Some community members don’t believe that’s enough to protect the students of NSCISD.
“I am in complete support of having a responsible, vetted, trained volunteer on each campus because I, unlike others, feel that is the best way to protect our students,” a middle school employee said at the meeting. “A comment was made that ‘arms brings arms.’ Well the people that are shooting up our schools, they are going to bring them anyway. If they know your school is armed, they might think twice.”
However, counterarguments were brought up, specifically talking about the dangers of having a loaded weapon in the classroom. One parent cited a CNN report on March 15, where a Northern California teacher accidentally discharged a firearm while teaching a public safety class. Another parent noted that if the school were to arm teachers, he’d be forced to withdraw his child from the district, for fear of her safety.

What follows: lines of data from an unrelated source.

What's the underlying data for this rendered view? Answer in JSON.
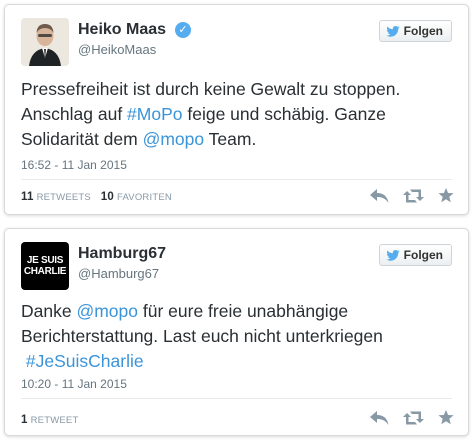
{
  "tweets": [
    {
      "name": "Heiko Maas",
      "handle": "@HeikoMaas",
      "follow_label": "Folgen",
      "verified": true,
      "text_line1": "Pressefreiheit ist durch keine Gewalt zu stoppen.",
      "text_line2_pre": "Anschlag auf ",
      "text_line2_link": "#MoPo",
      "text_line2_post": " feige und schäbig. Ganze",
      "text_line3_pre": "Solidarität dem ",
      "text_line3_link": "@mopo",
      "text_line3_post": " Team.",
      "date": "16:52 - 11 Jan 2015",
      "retweet_count": "11",
      "retweet_label": "RETWEETS",
      "favorite_count": "10",
      "favorite_label": "FAVORITEN"
    },
    {
      "name": "Hamburg67",
      "handle": "@Hamburg67",
      "follow_label": "Folgen",
      "avatar_line1": "JE SUIS",
      "avatar_line2": "CHARLIE",
      "text_line1_pre": "Danke ",
      "text_line1_link": "@mopo",
      "text_line1_post": " für eure freie unabhängige",
      "text_line2": "Berichterstattung. Last euch nicht unterkriegen",
      "text_line3_link": "#JeSuisCharlie",
      "date": "10:20 - 11 Jan 2015",
      "retweet_count": "1",
      "retweet_label": "RETWEET"
    }
  ],
  "colors": {
    "link": "#3b94d9",
    "verified": "#55acee",
    "muted": "#66757f",
    "bird": "#55acee"
  },
  "icons": [
    "twitter-bird-icon",
    "verified-badge-icon",
    "reply-icon",
    "retweet-icon",
    "favorite-star-icon"
  ]
}
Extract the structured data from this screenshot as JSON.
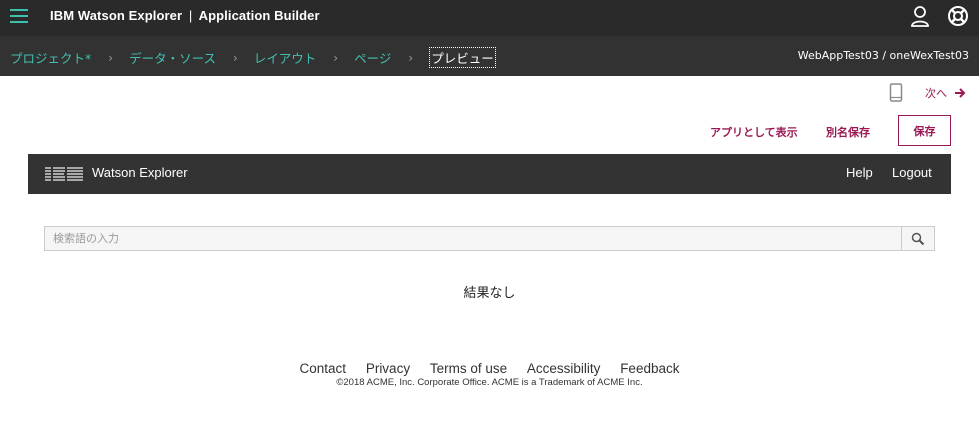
{
  "header": {
    "menu_icon": "hamburger-menu-icon",
    "brand": "IBM Watson Explorer",
    "separator": "|",
    "app_name": "Application Builder",
    "user_icon": "user-icon",
    "help_icon": "help-lifebuoy-icon"
  },
  "breadcrumb": {
    "items": [
      {
        "label": "プロジェクト*"
      },
      {
        "label": "データ・ソース"
      },
      {
        "label": "レイアウト"
      },
      {
        "label": "ページ"
      },
      {
        "label": "プレビュー"
      }
    ],
    "separator_icon": "chevron-right-icon",
    "project_path": "WebAppTest03 / oneWexTest03"
  },
  "preview_toolbar": {
    "device_icon": "mobile-device-icon",
    "next_label": "次へ",
    "next_icon": "arrow-right-icon",
    "view_as_app_label": "アプリとして表示",
    "save_as_label": "別名保存",
    "save_label": "保存"
  },
  "app_preview": {
    "logo_text": "IBM",
    "product_name": "Watson Explorer",
    "nav": {
      "help": "Help",
      "logout": "Logout"
    },
    "search": {
      "placeholder": "検索語の入力",
      "value": "",
      "icon": "search-icon"
    },
    "no_results": "結果なし",
    "footer": {
      "links": [
        "Contact",
        "Privacy",
        "Terms of use",
        "Accessibility",
        "Feedback"
      ],
      "copyright": "©2018 ACME, Inc. Corporate Office. ACME is a Trademark of ACME Inc."
    }
  },
  "colors": {
    "topbar_bg": "#2a2a2a",
    "crumbbar_bg": "#323232",
    "crumb_link": "#40c0b0",
    "accent": "#9b1a55",
    "app_header_bg": "#333333"
  }
}
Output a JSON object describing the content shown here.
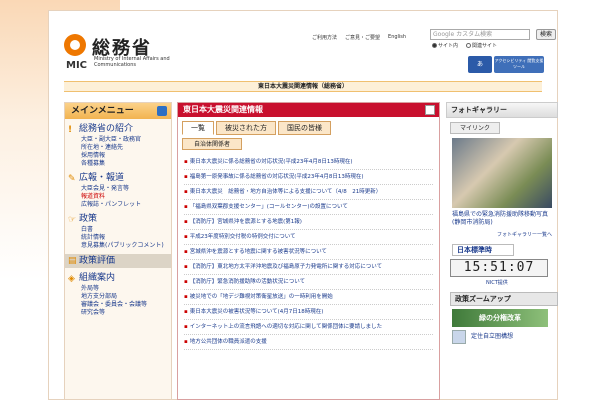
{
  "header": {
    "logo_name": "総務省",
    "logo_mic": "MIC",
    "logo_en": "Ministry of Internal Affairs and Communications",
    "top_links": [
      "ご利用方法",
      "ご意見・ご要望",
      "English"
    ],
    "search_placeholder": "Google カスタム検索",
    "search_button": "検索",
    "radio_site": "サイト内",
    "radio_related": "関連サイト",
    "btn_text": "あ",
    "btn_accessibility": "アクセシビリティ 閲覧支援ツール"
  },
  "banner": "東日本大震災関連情報（総務省）",
  "left_menu": {
    "title": "メインメニュー",
    "sections": [
      {
        "title": "総務省の紹介",
        "subs": [
          "大臣・副大臣・政務官",
          "所在地・連絡先",
          "採用情報",
          "各種募集"
        ]
      },
      {
        "title": "広報・報道",
        "subs": [
          "大臣会見・発言等",
          "報道資料",
          "広報誌・パンフレット"
        ]
      },
      {
        "title": "政策",
        "subs": [
          "白書",
          "統計情報",
          "意見募集(パブリックコメント)"
        ]
      }
    ],
    "bar_section": "政策評価",
    "sections2": [
      {
        "title": "組織案内",
        "subs": [
          "外局等",
          "地方支分部局",
          "審議会・委員会・会議等",
          "研究会等"
        ]
      }
    ]
  },
  "center": {
    "title": "東日本大震災関連情報",
    "tabs": [
      "一覧",
      "被災された方",
      "国民の皆様"
    ],
    "subtab": "自治体関係者",
    "items": [
      "東日本大震災に係る総務省の対応状況(平成23年4月8日13時現在)",
      "福島第一原発事故に係る総務省の対応状況(平成23年4月8日13時現在)",
      "東日本大震災　総務省・地方自治体等による支援について（4/8　21時更新）",
      "「福島県双葉郡支援センター」(コールセンター)の設置について",
      "【消防庁】宮城県沖を震源とする地震(第1報)",
      "平成23年度特別交付税の特例交付について",
      "宮城県沖を震源とする地震に関する被害状況等について",
      "【消防庁】東北地方太平洋沖地震及び福島原子力発電所に関する対応について",
      "【消防庁】緊急消防援助隊の活動状況について",
      "被災地での「地デジ難視対策衛星放送」の一時利用を開始",
      "東日本大震災の被害状況等について(4月7日18時現在)",
      "インターネット上の流言飛語への適切な対応に関して関係団体に要請しました",
      "地方公共団体の職員派遣の支援"
    ]
  },
  "right": {
    "gallery_title": "フォトギャラリー",
    "gallery_tab": "マイリンク",
    "photo_caption": "福島県での緊急消防援助隊移動写真(静岡市消防局)",
    "more_link": "フォトギャラリー一覧へ",
    "clock_title": "日本標準時",
    "clock_time": "15:51:07",
    "clock_note": "NICT提供",
    "zoom_title": "政策ズームアップ",
    "zoom_banner": "緑の分権改革",
    "zoom_caption": "定住自立圏構想"
  }
}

A current student at Nixon-Smiley High School even asked what would happen if a teacher who went through the process of psychological evaluation were to somehow “flip the switch.”
“What happens when although you seem fine, an incident happens,” Faith Pullin, currently a junior at the school inquired. “It scares me having guns in the classroom. It already gives me anxiety, everything that’s been going on. I feel like our opinions matter too because we are in the classroom dealing with it.”
Lauer explained earlier in the meeting three options that are currently in discussion, if indeed the panel recommends to the school board that NSCISD should arm their staff. One of which is employing a School Resource Officer (SRO).
The superintendent estimated the cost to hire an officer would be between $31,000-60,000 a year. Other than costs, an issue would be that the officer would be posted at just one location, which poses a problem for NSCISD since they have campuses both in Nixon and in Smiley, eight miles apart.
Then there’s another option called the School Marshal Program which allows the district to put certain school employees through TCOLE training, which is similar to officer training, where they take an assessment and that person carries a gun.
The “trick” to this program, as Lauer explained, is that if the primary duty of the school marshal involves “regular, direct contact with students, the marshal may not carry a concealed handgun but may possess a handgun on the physical premises of a school in a locked and secured safe within the marshal’s immediate reach when conducting the marshal’s primary duty,” according to text from House Bill 1009, effective June 14, 2013.
One final option that Lauer believes could be a solution is the Guardian Program. The program allows certain employees to carry firearms on their person. The board would decide on the training and psychological evaluations.
For context, Fayetteville ISD — a school district located east of La Grange, has implemented the program. In a letter signed by Fayetteville ISD Superintendent Jeff W. Harvey sent to parents, Guardians will be staff members who have passed each of the following requirements (and more):
If Nixon-Smiley CISD were to follow the route of the Guardian Program, the board may have similar requirements.
No decision has been made since the town hall meeting was indeed just another method of gathering information from the community. The soonest the school board can decide will be at the next regularly scheduled meeting on April 9.